Doctoral Project Defense: Evelyn Addo-Wallace
Candidate: Evelyn Addo-Wallace
Major: Doctor of Nursing Practice
Advisor: Carol Taylor, Ph.D.
Title: Impact of Education for Evidence-Based Screening Mammography in Black Women Aged 40-49
Breast cancer is the most commonly diagnosed carcinoma in the United States (U.S.), accounting for 30% of all cancers diagnosed in women. While the incidence of breast cancer in Black and White women is similar, 12.7% and 13.1%, respectively, Black women have a 41% higher mortality rate. The disparity is because Black women are diagnosed at younger ages, later stages, with more aggressive cancer types, and have 10% lower 5-year survival for every stage of the disease. Federally qualified health centers follow breast cancer screening guidelines that do not recommend mammography before age 50, which may put Black women at a disadvantage and lead to persistent disparities.

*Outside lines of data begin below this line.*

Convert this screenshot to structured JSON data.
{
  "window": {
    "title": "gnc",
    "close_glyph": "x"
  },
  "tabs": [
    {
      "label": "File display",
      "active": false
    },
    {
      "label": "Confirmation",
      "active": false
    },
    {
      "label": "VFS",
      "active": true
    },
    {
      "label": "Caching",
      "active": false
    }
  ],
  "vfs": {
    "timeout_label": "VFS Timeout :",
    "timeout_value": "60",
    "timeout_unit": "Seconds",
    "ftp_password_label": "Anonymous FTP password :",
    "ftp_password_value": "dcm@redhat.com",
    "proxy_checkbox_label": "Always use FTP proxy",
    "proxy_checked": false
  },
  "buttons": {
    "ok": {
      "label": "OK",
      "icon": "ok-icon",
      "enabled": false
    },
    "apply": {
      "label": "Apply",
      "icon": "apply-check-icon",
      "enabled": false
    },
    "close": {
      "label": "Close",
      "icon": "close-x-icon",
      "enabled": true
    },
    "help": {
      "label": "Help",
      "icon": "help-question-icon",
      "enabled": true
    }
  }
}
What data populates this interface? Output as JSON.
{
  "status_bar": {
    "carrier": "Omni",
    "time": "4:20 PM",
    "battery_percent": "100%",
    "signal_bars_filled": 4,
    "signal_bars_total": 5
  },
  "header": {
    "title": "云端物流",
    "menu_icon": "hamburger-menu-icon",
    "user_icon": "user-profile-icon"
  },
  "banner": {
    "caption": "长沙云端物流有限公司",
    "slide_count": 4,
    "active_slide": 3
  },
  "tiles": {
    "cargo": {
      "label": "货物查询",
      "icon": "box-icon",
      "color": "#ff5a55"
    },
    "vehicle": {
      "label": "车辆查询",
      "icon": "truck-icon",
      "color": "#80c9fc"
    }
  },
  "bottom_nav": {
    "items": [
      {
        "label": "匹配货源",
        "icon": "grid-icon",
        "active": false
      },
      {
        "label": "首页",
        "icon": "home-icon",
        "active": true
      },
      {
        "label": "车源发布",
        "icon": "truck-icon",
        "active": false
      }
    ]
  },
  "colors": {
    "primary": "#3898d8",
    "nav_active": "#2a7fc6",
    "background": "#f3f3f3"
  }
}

This quality improvement (Q.I.) project aimed to evaluate the impact of an educational presentation on providers’ mammogram referrals for Black women seen at a federally qualified health center in the northeast U.S. The Q.I. project also aimed to assess the providers’ beliefs and attitudes before and after the education about their intention to change their referral practices using the Continuing Professional Development-Reaction Questionnaire (CPD-RQ).
Data were collected over 24 weeks. During the 12-week pre-education period, 253 de-identified charts were reviewed, and there was a 12.3% missed opportunity rate to refer Black women between the ages of 40-49 for a mammogram. Two hundred twenty-nine charts were reviewed post-education, and the missed opportunity rate dropped significantly to 7.4% (z=1.79, p=0.037).
The participants included ten medical providers who completed an adapted CPD-RQ following a 60-minute educational presentation. Providers reported referring all low-risk women annually for mammograms 100% of the time, with the primary guideline being the American College of Obstetrics and Gynecology. The highest scoring constructs for referring Black women were “Intention,” “Moral norm,” “Beliefs about Capabilities,” and “Beliefs about Consequences,” all scoring 100% post-education.
The results suggested the educational module positively impacted referrals for screening mammograms for Black women aged 40-49. They did not appear to affect the providers’ attitudes and beliefs regarding disparities in breast cancer morbidity and mortality or their intent to change practice, as the data suggested they were already referring all women beginning at age 40.